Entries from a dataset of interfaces
____________________

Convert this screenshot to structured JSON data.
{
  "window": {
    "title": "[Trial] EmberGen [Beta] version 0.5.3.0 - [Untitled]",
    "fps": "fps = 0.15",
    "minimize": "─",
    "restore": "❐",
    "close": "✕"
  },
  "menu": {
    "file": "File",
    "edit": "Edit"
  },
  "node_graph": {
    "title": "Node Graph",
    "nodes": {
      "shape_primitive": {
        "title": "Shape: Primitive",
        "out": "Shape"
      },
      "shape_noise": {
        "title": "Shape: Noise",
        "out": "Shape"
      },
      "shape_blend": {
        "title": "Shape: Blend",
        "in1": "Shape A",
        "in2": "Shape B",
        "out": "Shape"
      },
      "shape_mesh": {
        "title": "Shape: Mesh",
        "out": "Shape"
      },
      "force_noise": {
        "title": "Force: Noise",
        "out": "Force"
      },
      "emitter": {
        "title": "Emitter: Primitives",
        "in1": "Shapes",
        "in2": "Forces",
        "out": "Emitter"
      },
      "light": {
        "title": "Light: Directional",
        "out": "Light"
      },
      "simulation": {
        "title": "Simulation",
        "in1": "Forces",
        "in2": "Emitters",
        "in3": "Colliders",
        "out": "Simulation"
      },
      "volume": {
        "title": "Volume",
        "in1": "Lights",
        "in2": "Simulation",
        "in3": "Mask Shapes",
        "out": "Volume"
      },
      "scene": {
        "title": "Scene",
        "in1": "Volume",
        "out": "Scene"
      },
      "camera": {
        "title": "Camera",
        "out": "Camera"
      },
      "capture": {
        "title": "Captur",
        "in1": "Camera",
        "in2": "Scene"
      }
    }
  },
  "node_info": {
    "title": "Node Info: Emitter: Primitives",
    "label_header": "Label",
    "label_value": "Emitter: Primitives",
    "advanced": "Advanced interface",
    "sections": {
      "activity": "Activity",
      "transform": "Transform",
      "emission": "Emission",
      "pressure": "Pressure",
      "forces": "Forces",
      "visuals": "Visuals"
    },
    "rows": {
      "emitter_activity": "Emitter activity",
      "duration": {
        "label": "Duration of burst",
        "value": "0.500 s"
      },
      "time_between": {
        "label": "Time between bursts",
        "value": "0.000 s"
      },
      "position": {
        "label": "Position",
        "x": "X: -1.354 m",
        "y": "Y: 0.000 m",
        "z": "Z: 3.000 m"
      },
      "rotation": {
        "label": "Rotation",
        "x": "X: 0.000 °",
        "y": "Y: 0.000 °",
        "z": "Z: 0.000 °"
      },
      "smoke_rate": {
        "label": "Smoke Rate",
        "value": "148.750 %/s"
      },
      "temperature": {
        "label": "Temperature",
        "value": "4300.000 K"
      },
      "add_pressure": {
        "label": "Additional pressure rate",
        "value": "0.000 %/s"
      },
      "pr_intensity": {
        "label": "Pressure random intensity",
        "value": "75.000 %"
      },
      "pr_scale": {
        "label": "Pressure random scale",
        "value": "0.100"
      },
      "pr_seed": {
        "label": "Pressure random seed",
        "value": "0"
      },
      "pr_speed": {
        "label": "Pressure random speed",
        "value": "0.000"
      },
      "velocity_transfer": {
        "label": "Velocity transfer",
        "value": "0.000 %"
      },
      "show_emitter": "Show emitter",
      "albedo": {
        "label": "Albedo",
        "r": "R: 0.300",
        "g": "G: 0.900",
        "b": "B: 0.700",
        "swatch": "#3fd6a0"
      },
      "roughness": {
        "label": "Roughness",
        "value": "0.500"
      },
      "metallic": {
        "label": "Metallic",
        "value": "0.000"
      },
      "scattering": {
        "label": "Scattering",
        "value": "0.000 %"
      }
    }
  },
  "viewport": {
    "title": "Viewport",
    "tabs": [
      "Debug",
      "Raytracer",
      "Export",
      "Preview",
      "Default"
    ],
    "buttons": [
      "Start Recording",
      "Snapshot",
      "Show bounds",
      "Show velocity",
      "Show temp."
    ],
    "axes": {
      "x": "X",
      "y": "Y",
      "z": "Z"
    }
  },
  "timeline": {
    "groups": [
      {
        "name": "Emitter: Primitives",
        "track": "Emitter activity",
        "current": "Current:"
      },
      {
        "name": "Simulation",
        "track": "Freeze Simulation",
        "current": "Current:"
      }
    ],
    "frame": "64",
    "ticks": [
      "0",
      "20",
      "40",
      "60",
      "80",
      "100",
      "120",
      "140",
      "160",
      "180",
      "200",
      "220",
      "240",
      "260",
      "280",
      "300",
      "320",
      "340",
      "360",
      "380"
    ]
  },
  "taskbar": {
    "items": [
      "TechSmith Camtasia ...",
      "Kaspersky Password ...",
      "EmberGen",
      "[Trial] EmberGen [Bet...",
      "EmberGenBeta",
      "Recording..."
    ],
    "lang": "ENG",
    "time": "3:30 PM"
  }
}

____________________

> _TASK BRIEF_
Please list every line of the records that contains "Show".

> _ANSWER SECTION_
      "show_emitter": "Show emitter",
      "Show bounds",
      "Show velocity",
      "Show temp."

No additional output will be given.